AIM OF THE EXERCISE:
Give back every record below in full and exactly, but without a single image.

Element data from apps and pages:
───
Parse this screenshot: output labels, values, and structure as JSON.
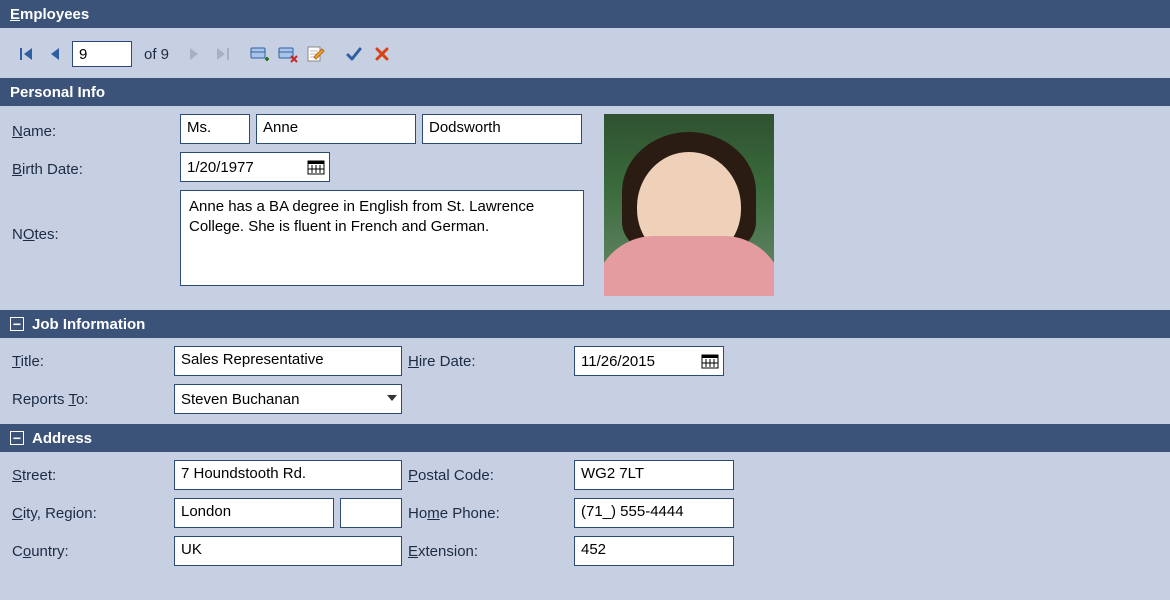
{
  "window": {
    "title_prefix_ul": "E",
    "title_rest": "mployees"
  },
  "navigator": {
    "record_number": "9",
    "of_label": "of 9"
  },
  "personal": {
    "section_title": "Personal Info",
    "name_label_ul": "N",
    "name_label_rest": "ame:",
    "title_of_courtesy": "Ms.",
    "first_name": "Anne",
    "last_name": "Dodsworth",
    "birthdate_label_ul": "B",
    "birthdate_label_rest": "irth Date:",
    "birth_date": "1/20/1977",
    "notes_label_ul": "O",
    "notes_label_pre": "N",
    "notes_label_rest": "tes:",
    "notes": "Anne has a BA degree in English from St. Lawrence College.  She is fluent in French and German."
  },
  "job": {
    "section_title": "Job Information",
    "title_label_ul": "T",
    "title_label_rest": "itle:",
    "title": "Sales Representative",
    "hiredate_label_ul": "H",
    "hiredate_label_rest": "ire Date:",
    "hire_date": "11/26/2015",
    "reportsto_label_pre": "Reports",
    "reportsto_label_ul": "T",
    "reportsto_label_rest": "o:",
    "reports_to": "Steven Buchanan"
  },
  "address": {
    "section_title": "Address",
    "street_label_ul": "S",
    "street_label_rest": "treet:",
    "street": "7 Houndstooth Rd.",
    "cityregion_label_ul": "C",
    "cityregion_label_rest": "ity, Region:",
    "city": "London",
    "region": "",
    "country_label_pre": "C",
    "country_label_ul": "o",
    "country_label_rest": "untry:",
    "country": "UK",
    "postal_label_ul": "P",
    "postal_label_rest": "ostal Code:",
    "postal_code": "WG2 7LT",
    "phone_label_pre": "Ho",
    "phone_label_ul": "m",
    "phone_label_rest": "e Phone:",
    "home_phone": "(71_) 555-4444",
    "ext_label_ul": "E",
    "ext_label_rest": "xtension:",
    "extension": "452"
  }
}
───
EXPECTED ANSWER:
Parse this screenshot: output labels, values, and structure as JSON.
{
  "window": {
    "title_prefix_ul": "E",
    "title_rest": "mployees"
  },
  "navigator": {
    "record_number": "9",
    "of_label": "of 9"
  },
  "personal": {
    "section_title": "Personal Info",
    "name_label_ul": "N",
    "name_label_rest": "ame:",
    "title_of_courtesy": "Ms.",
    "first_name": "Anne",
    "last_name": "Dodsworth",
    "birthdate_label_ul": "B",
    "birthdate_label_rest": "irth Date:",
    "birth_date": "1/20/1977",
    "notes_label_ul": "O",
    "notes_label_pre": "N",
    "notes_label_rest": "tes:",
    "notes": "Anne has a BA degree in English from St. Lawrence College.  She is fluent in French and German."
  },
  "job": {
    "section_title": "Job Information",
    "title_label_ul": "T",
    "title_label_rest": "itle:",
    "title": "Sales Representative",
    "hiredate_label_ul": "H",
    "hiredate_label_rest": "ire Date:",
    "hire_date": "11/26/2015",
    "reportsto_label_pre": "Reports",
    "reportsto_label_ul": "T",
    "reportsto_label_rest": "o:",
    "reports_to": "Steven Buchanan"
  },
  "address": {
    "section_title": "Address",
    "street_label_ul": "S",
    "street_label_rest": "treet:",
    "street": "7 Houndstooth Rd.",
    "cityregion_label_ul": "C",
    "cityregion_label_rest": "ity, Region:",
    "city": "London",
    "region": "",
    "country_label_pre": "C",
    "country_label_ul": "o",
    "country_label_rest": "untry:",
    "country": "UK",
    "postal_label_ul": "P",
    "postal_label_rest": "ostal Code:",
    "postal_code": "WG2 7LT",
    "phone_label_pre": "Ho",
    "phone_label_ul": "m",
    "phone_label_rest": "e Phone:",
    "home_phone": "(71_) 555-4444",
    "ext_label_ul": "E",
    "ext_label_rest": "xtension:",
    "extension": "452"
  }
}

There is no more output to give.